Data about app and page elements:
________________________________________

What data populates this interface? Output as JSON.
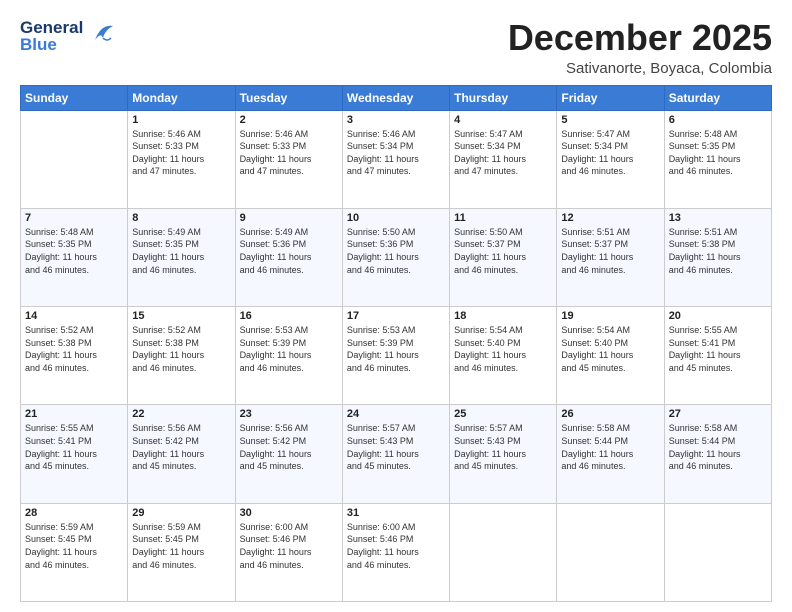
{
  "logo": {
    "line1": "General",
    "line2": "Blue"
  },
  "title": "December 2025",
  "subtitle": "Sativanorte, Boyaca, Colombia",
  "weekdays": [
    "Sunday",
    "Monday",
    "Tuesday",
    "Wednesday",
    "Thursday",
    "Friday",
    "Saturday"
  ],
  "weeks": [
    [
      {
        "day": "",
        "info": ""
      },
      {
        "day": "1",
        "info": "Sunrise: 5:46 AM\nSunset: 5:33 PM\nDaylight: 11 hours\nand 47 minutes."
      },
      {
        "day": "2",
        "info": "Sunrise: 5:46 AM\nSunset: 5:33 PM\nDaylight: 11 hours\nand 47 minutes."
      },
      {
        "day": "3",
        "info": "Sunrise: 5:46 AM\nSunset: 5:34 PM\nDaylight: 11 hours\nand 47 minutes."
      },
      {
        "day": "4",
        "info": "Sunrise: 5:47 AM\nSunset: 5:34 PM\nDaylight: 11 hours\nand 47 minutes."
      },
      {
        "day": "5",
        "info": "Sunrise: 5:47 AM\nSunset: 5:34 PM\nDaylight: 11 hours\nand 46 minutes."
      },
      {
        "day": "6",
        "info": "Sunrise: 5:48 AM\nSunset: 5:35 PM\nDaylight: 11 hours\nand 46 minutes."
      }
    ],
    [
      {
        "day": "7",
        "info": "Sunrise: 5:48 AM\nSunset: 5:35 PM\nDaylight: 11 hours\nand 46 minutes."
      },
      {
        "day": "8",
        "info": "Sunrise: 5:49 AM\nSunset: 5:35 PM\nDaylight: 11 hours\nand 46 minutes."
      },
      {
        "day": "9",
        "info": "Sunrise: 5:49 AM\nSunset: 5:36 PM\nDaylight: 11 hours\nand 46 minutes."
      },
      {
        "day": "10",
        "info": "Sunrise: 5:50 AM\nSunset: 5:36 PM\nDaylight: 11 hours\nand 46 minutes."
      },
      {
        "day": "11",
        "info": "Sunrise: 5:50 AM\nSunset: 5:37 PM\nDaylight: 11 hours\nand 46 minutes."
      },
      {
        "day": "12",
        "info": "Sunrise: 5:51 AM\nSunset: 5:37 PM\nDaylight: 11 hours\nand 46 minutes."
      },
      {
        "day": "13",
        "info": "Sunrise: 5:51 AM\nSunset: 5:38 PM\nDaylight: 11 hours\nand 46 minutes."
      }
    ],
    [
      {
        "day": "14",
        "info": "Sunrise: 5:52 AM\nSunset: 5:38 PM\nDaylight: 11 hours\nand 46 minutes."
      },
      {
        "day": "15",
        "info": "Sunrise: 5:52 AM\nSunset: 5:38 PM\nDaylight: 11 hours\nand 46 minutes."
      },
      {
        "day": "16",
        "info": "Sunrise: 5:53 AM\nSunset: 5:39 PM\nDaylight: 11 hours\nand 46 minutes."
      },
      {
        "day": "17",
        "info": "Sunrise: 5:53 AM\nSunset: 5:39 PM\nDaylight: 11 hours\nand 46 minutes."
      },
      {
        "day": "18",
        "info": "Sunrise: 5:54 AM\nSunset: 5:40 PM\nDaylight: 11 hours\nand 46 minutes."
      },
      {
        "day": "19",
        "info": "Sunrise: 5:54 AM\nSunset: 5:40 PM\nDaylight: 11 hours\nand 45 minutes."
      },
      {
        "day": "20",
        "info": "Sunrise: 5:55 AM\nSunset: 5:41 PM\nDaylight: 11 hours\nand 45 minutes."
      }
    ],
    [
      {
        "day": "21",
        "info": "Sunrise: 5:55 AM\nSunset: 5:41 PM\nDaylight: 11 hours\nand 45 minutes."
      },
      {
        "day": "22",
        "info": "Sunrise: 5:56 AM\nSunset: 5:42 PM\nDaylight: 11 hours\nand 45 minutes."
      },
      {
        "day": "23",
        "info": "Sunrise: 5:56 AM\nSunset: 5:42 PM\nDaylight: 11 hours\nand 45 minutes."
      },
      {
        "day": "24",
        "info": "Sunrise: 5:57 AM\nSunset: 5:43 PM\nDaylight: 11 hours\nand 45 minutes."
      },
      {
        "day": "25",
        "info": "Sunrise: 5:57 AM\nSunset: 5:43 PM\nDaylight: 11 hours\nand 45 minutes."
      },
      {
        "day": "26",
        "info": "Sunrise: 5:58 AM\nSunset: 5:44 PM\nDaylight: 11 hours\nand 46 minutes."
      },
      {
        "day": "27",
        "info": "Sunrise: 5:58 AM\nSunset: 5:44 PM\nDaylight: 11 hours\nand 46 minutes."
      }
    ],
    [
      {
        "day": "28",
        "info": "Sunrise: 5:59 AM\nSunset: 5:45 PM\nDaylight: 11 hours\nand 46 minutes."
      },
      {
        "day": "29",
        "info": "Sunrise: 5:59 AM\nSunset: 5:45 PM\nDaylight: 11 hours\nand 46 minutes."
      },
      {
        "day": "30",
        "info": "Sunrise: 6:00 AM\nSunset: 5:46 PM\nDaylight: 11 hours\nand 46 minutes."
      },
      {
        "day": "31",
        "info": "Sunrise: 6:00 AM\nSunset: 5:46 PM\nDaylight: 11 hours\nand 46 minutes."
      },
      {
        "day": "",
        "info": ""
      },
      {
        "day": "",
        "info": ""
      },
      {
        "day": "",
        "info": ""
      }
    ]
  ]
}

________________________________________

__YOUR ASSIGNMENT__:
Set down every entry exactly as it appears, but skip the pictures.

__WORKED SOLUTION__:
What data populates this interface? Output as JSON.
{
  "logo": {
    "line1": "General",
    "line2": "Blue"
  },
  "title": "December 2025",
  "subtitle": "Sativanorte, Boyaca, Colombia",
  "weekdays": [
    "Sunday",
    "Monday",
    "Tuesday",
    "Wednesday",
    "Thursday",
    "Friday",
    "Saturday"
  ],
  "weeks": [
    [
      {
        "day": "",
        "info": ""
      },
      {
        "day": "1",
        "info": "Sunrise: 5:46 AM\nSunset: 5:33 PM\nDaylight: 11 hours\nand 47 minutes."
      },
      {
        "day": "2",
        "info": "Sunrise: 5:46 AM\nSunset: 5:33 PM\nDaylight: 11 hours\nand 47 minutes."
      },
      {
        "day": "3",
        "info": "Sunrise: 5:46 AM\nSunset: 5:34 PM\nDaylight: 11 hours\nand 47 minutes."
      },
      {
        "day": "4",
        "info": "Sunrise: 5:47 AM\nSunset: 5:34 PM\nDaylight: 11 hours\nand 47 minutes."
      },
      {
        "day": "5",
        "info": "Sunrise: 5:47 AM\nSunset: 5:34 PM\nDaylight: 11 hours\nand 46 minutes."
      },
      {
        "day": "6",
        "info": "Sunrise: 5:48 AM\nSunset: 5:35 PM\nDaylight: 11 hours\nand 46 minutes."
      }
    ],
    [
      {
        "day": "7",
        "info": "Sunrise: 5:48 AM\nSunset: 5:35 PM\nDaylight: 11 hours\nand 46 minutes."
      },
      {
        "day": "8",
        "info": "Sunrise: 5:49 AM\nSunset: 5:35 PM\nDaylight: 11 hours\nand 46 minutes."
      },
      {
        "day": "9",
        "info": "Sunrise: 5:49 AM\nSunset: 5:36 PM\nDaylight: 11 hours\nand 46 minutes."
      },
      {
        "day": "10",
        "info": "Sunrise: 5:50 AM\nSunset: 5:36 PM\nDaylight: 11 hours\nand 46 minutes."
      },
      {
        "day": "11",
        "info": "Sunrise: 5:50 AM\nSunset: 5:37 PM\nDaylight: 11 hours\nand 46 minutes."
      },
      {
        "day": "12",
        "info": "Sunrise: 5:51 AM\nSunset: 5:37 PM\nDaylight: 11 hours\nand 46 minutes."
      },
      {
        "day": "13",
        "info": "Sunrise: 5:51 AM\nSunset: 5:38 PM\nDaylight: 11 hours\nand 46 minutes."
      }
    ],
    [
      {
        "day": "14",
        "info": "Sunrise: 5:52 AM\nSunset: 5:38 PM\nDaylight: 11 hours\nand 46 minutes."
      },
      {
        "day": "15",
        "info": "Sunrise: 5:52 AM\nSunset: 5:38 PM\nDaylight: 11 hours\nand 46 minutes."
      },
      {
        "day": "16",
        "info": "Sunrise: 5:53 AM\nSunset: 5:39 PM\nDaylight: 11 hours\nand 46 minutes."
      },
      {
        "day": "17",
        "info": "Sunrise: 5:53 AM\nSunset: 5:39 PM\nDaylight: 11 hours\nand 46 minutes."
      },
      {
        "day": "18",
        "info": "Sunrise: 5:54 AM\nSunset: 5:40 PM\nDaylight: 11 hours\nand 46 minutes."
      },
      {
        "day": "19",
        "info": "Sunrise: 5:54 AM\nSunset: 5:40 PM\nDaylight: 11 hours\nand 45 minutes."
      },
      {
        "day": "20",
        "info": "Sunrise: 5:55 AM\nSunset: 5:41 PM\nDaylight: 11 hours\nand 45 minutes."
      }
    ],
    [
      {
        "day": "21",
        "info": "Sunrise: 5:55 AM\nSunset: 5:41 PM\nDaylight: 11 hours\nand 45 minutes."
      },
      {
        "day": "22",
        "info": "Sunrise: 5:56 AM\nSunset: 5:42 PM\nDaylight: 11 hours\nand 45 minutes."
      },
      {
        "day": "23",
        "info": "Sunrise: 5:56 AM\nSunset: 5:42 PM\nDaylight: 11 hours\nand 45 minutes."
      },
      {
        "day": "24",
        "info": "Sunrise: 5:57 AM\nSunset: 5:43 PM\nDaylight: 11 hours\nand 45 minutes."
      },
      {
        "day": "25",
        "info": "Sunrise: 5:57 AM\nSunset: 5:43 PM\nDaylight: 11 hours\nand 45 minutes."
      },
      {
        "day": "26",
        "info": "Sunrise: 5:58 AM\nSunset: 5:44 PM\nDaylight: 11 hours\nand 46 minutes."
      },
      {
        "day": "27",
        "info": "Sunrise: 5:58 AM\nSunset: 5:44 PM\nDaylight: 11 hours\nand 46 minutes."
      }
    ],
    [
      {
        "day": "28",
        "info": "Sunrise: 5:59 AM\nSunset: 5:45 PM\nDaylight: 11 hours\nand 46 minutes."
      },
      {
        "day": "29",
        "info": "Sunrise: 5:59 AM\nSunset: 5:45 PM\nDaylight: 11 hours\nand 46 minutes."
      },
      {
        "day": "30",
        "info": "Sunrise: 6:00 AM\nSunset: 5:46 PM\nDaylight: 11 hours\nand 46 minutes."
      },
      {
        "day": "31",
        "info": "Sunrise: 6:00 AM\nSunset: 5:46 PM\nDaylight: 11 hours\nand 46 minutes."
      },
      {
        "day": "",
        "info": ""
      },
      {
        "day": "",
        "info": ""
      },
      {
        "day": "",
        "info": ""
      }
    ]
  ]
}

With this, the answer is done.